Speaking of The Imaginary, Yoshiaki shared a closer look at bringing the film to life, touching on the hand-drawn animation style, the groundbreaking, first-of-their kind techniques used to create the film’s light and shadow, and incorporating the use of traditional Japanese woodblock printing in the animation processes.


Among other things, Yoshiaki talked about how a 2D painted style of film allows for greater audience connection:
“Because the images are vague and imperfect, audiences all over the world use their own cultures, experiences, preferences to fill in that story and complete the images. And I think that is the reason why hand drawn animation and hand painted animation is so appreciated.”
He also shared why he believes films can change people’s lives – and the world:
“I genuinely believe one film could change somebody’s life. And that in turn could change the world that we live in. Because a film has the power to affect somebody’s life deeply in that moment, but can also act like a seed that’s been planted that could have the power to blossom and have a very significant effect in somebody’s life 10-20 years down the line. And that has the power to create a better world and encourage positive change. I’m sure some of you believe in this as well.
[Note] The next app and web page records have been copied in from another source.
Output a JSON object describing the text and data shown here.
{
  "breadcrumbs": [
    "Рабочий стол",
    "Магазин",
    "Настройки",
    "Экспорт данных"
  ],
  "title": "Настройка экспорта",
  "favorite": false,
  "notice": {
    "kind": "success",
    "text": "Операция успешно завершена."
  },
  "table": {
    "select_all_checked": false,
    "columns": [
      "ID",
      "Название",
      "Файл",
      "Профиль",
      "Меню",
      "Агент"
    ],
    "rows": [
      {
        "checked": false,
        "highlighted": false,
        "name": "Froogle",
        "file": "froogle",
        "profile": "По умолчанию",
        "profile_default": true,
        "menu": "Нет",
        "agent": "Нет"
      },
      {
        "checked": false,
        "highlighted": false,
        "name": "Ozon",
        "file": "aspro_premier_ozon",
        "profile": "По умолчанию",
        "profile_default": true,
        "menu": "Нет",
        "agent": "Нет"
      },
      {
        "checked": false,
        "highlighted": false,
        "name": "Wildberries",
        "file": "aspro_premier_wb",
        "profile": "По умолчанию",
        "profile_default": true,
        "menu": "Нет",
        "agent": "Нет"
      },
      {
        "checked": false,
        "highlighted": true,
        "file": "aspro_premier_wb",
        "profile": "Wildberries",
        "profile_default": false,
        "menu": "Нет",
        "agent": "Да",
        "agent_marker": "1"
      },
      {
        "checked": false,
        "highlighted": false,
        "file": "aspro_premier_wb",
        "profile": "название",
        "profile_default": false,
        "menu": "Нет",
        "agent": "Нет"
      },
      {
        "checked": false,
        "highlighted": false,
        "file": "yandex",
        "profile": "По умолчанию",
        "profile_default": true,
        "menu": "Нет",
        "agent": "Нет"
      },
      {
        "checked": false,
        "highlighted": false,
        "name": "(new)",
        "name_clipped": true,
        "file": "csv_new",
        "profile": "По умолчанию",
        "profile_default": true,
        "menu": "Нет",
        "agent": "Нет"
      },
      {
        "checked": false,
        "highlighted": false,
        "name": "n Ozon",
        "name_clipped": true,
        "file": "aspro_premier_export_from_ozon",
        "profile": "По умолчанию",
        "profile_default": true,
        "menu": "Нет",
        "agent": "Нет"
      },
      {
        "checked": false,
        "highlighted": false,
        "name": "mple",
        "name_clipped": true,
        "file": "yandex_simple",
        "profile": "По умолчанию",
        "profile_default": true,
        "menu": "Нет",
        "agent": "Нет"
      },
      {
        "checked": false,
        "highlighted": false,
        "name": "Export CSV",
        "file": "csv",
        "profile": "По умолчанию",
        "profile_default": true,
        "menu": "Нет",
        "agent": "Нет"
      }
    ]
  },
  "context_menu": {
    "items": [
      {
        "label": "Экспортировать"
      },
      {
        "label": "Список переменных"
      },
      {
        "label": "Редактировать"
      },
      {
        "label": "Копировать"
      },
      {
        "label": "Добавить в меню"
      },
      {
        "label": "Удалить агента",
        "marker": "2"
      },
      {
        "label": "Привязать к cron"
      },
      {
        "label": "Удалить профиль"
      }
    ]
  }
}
So, that’s something that I really will carry on in my life, even if it comes to, you know, closing Studio Ponoc, I don’t think I will ever abandon this idea.”

Thank you for inspiring us, Yoshiaki!




Los Angeles